TASK: Where a line below holds the string "JSON", copy that line.

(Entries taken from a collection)
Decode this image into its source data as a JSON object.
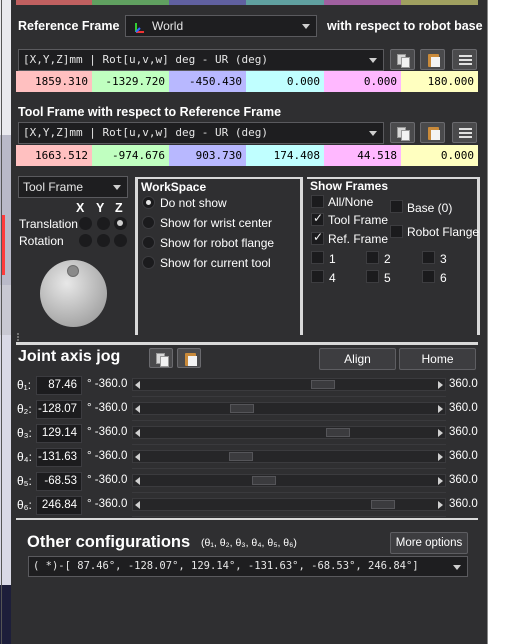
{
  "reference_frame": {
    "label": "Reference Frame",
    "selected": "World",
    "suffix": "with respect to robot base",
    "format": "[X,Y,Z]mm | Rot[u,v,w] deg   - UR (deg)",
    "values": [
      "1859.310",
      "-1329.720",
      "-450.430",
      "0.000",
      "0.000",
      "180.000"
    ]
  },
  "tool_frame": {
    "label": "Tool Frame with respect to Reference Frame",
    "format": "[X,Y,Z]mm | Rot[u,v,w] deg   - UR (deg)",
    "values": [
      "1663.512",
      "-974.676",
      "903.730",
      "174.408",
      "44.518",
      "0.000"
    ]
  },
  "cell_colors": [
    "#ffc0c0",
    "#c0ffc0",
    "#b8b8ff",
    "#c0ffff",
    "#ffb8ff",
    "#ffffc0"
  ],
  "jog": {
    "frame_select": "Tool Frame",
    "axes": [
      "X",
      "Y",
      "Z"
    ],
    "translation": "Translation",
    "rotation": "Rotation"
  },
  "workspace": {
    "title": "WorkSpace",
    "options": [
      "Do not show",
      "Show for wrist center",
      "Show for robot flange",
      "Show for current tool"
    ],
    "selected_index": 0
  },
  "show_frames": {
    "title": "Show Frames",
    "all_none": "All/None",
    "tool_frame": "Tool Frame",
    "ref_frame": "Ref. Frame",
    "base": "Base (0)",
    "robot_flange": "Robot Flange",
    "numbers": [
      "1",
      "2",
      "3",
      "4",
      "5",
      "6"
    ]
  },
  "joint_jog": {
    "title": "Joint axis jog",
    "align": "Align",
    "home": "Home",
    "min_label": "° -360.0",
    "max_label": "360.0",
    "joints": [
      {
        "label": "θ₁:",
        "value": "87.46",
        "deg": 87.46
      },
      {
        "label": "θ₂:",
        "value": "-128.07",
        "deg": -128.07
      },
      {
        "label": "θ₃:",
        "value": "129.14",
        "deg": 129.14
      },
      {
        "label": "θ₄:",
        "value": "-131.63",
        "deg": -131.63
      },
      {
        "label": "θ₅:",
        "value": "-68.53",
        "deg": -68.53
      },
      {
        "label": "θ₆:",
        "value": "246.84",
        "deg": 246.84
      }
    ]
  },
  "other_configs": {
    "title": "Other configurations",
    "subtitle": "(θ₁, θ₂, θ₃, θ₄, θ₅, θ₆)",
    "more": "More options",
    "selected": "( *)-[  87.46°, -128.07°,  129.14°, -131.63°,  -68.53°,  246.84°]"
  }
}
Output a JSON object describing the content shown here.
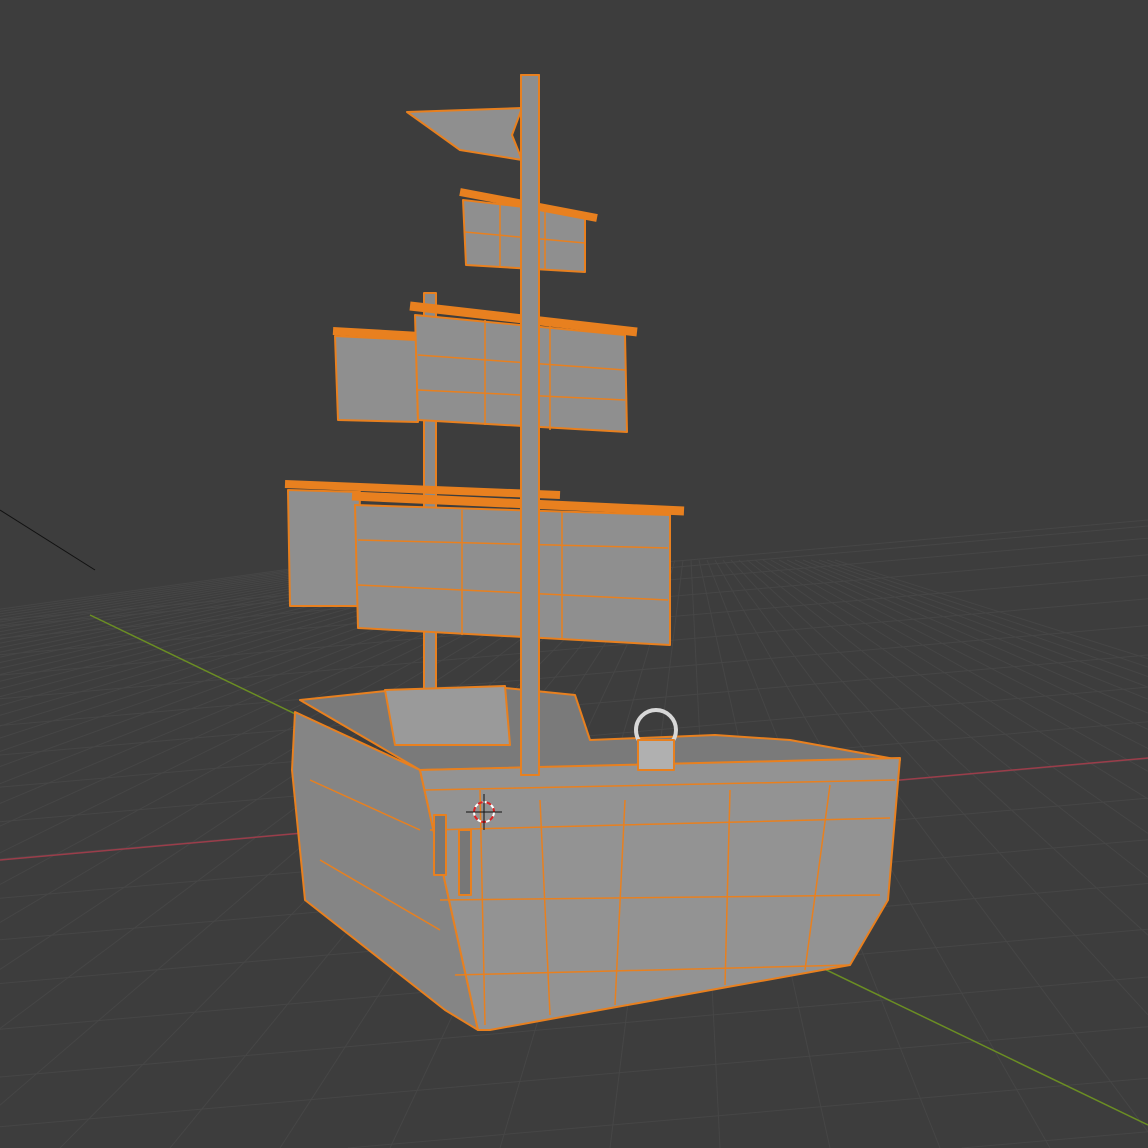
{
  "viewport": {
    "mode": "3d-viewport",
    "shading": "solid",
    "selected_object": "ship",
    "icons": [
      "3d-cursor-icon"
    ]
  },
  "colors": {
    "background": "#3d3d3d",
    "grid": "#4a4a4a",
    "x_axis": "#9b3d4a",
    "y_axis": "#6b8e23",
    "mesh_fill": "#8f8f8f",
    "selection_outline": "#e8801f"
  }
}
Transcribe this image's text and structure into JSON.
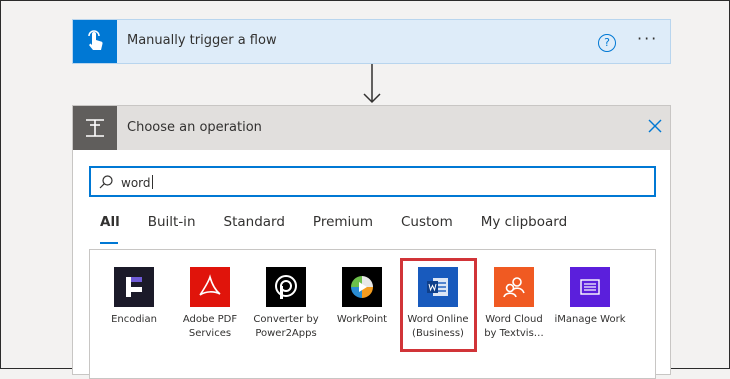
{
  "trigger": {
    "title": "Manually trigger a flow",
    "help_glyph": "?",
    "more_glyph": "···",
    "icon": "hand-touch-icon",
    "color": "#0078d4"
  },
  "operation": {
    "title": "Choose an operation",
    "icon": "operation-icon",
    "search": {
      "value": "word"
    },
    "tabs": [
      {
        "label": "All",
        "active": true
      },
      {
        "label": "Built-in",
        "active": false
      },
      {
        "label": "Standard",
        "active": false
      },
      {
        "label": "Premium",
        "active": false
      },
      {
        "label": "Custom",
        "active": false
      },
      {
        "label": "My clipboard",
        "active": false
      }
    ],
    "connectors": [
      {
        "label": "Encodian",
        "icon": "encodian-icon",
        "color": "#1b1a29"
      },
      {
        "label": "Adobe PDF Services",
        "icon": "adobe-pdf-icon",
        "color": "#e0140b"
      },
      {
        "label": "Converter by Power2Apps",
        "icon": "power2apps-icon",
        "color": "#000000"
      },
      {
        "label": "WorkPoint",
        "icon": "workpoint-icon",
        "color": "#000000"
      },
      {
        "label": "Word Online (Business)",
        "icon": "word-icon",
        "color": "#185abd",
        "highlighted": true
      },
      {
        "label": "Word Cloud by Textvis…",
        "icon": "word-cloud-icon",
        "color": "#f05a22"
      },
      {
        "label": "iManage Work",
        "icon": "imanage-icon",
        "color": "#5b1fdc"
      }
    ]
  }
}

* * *

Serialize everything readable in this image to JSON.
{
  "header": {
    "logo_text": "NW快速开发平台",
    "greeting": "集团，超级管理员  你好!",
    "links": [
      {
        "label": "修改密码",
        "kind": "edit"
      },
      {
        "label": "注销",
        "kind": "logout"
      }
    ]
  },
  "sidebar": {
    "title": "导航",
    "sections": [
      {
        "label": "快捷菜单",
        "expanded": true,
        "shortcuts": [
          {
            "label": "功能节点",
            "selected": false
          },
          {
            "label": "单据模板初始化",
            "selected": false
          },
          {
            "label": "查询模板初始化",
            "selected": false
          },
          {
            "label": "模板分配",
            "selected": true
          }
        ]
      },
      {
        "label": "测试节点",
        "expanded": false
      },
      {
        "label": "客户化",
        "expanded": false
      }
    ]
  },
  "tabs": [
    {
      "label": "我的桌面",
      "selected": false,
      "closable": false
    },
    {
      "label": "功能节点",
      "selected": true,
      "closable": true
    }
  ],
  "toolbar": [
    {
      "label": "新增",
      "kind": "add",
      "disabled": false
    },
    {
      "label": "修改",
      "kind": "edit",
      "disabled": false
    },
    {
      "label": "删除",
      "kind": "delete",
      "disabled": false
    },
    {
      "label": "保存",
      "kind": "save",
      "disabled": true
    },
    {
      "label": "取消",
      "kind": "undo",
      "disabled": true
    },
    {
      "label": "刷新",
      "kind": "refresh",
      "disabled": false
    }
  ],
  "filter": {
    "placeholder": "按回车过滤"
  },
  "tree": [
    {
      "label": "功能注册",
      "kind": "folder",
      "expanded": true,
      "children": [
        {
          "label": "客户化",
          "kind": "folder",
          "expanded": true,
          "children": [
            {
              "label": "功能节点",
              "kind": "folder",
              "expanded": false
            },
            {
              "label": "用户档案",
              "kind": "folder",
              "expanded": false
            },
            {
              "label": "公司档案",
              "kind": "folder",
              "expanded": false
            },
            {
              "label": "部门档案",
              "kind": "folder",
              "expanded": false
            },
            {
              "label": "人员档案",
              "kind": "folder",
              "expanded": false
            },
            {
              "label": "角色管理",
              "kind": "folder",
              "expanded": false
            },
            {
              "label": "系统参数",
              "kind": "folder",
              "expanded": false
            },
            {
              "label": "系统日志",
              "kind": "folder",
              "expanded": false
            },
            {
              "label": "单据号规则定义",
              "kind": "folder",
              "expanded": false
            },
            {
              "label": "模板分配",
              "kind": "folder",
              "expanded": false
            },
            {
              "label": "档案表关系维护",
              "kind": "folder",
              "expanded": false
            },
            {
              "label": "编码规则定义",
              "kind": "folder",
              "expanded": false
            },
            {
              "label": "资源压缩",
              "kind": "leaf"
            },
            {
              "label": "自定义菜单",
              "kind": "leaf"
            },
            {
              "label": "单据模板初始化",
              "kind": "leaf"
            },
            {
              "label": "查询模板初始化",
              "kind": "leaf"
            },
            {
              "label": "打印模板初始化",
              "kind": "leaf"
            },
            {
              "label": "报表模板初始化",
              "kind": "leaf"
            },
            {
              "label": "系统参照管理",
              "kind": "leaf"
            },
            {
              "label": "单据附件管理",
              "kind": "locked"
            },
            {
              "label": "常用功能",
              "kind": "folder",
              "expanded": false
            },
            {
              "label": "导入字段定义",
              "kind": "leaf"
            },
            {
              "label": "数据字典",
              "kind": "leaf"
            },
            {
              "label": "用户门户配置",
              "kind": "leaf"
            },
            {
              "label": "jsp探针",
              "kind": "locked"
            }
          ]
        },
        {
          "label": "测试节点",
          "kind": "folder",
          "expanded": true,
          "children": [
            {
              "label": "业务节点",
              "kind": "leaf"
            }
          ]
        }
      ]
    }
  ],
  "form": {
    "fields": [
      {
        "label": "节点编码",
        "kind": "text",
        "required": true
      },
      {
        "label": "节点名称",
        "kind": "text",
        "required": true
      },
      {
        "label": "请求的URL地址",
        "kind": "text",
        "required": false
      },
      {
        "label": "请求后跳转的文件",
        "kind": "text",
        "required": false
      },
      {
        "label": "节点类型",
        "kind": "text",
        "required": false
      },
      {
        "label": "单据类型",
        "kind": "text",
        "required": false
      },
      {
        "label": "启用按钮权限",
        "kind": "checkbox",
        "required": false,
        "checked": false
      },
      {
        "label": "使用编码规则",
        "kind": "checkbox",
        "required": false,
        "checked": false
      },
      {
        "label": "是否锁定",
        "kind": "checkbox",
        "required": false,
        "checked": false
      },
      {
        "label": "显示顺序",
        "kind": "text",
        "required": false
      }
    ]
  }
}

THE ANSWER:
Decode this image into its source data as a JSON object.
Output a JSON object describing the content shown here.
Transcribe this image's text and structure into JSON.
Serialize everything readable in this image to JSON.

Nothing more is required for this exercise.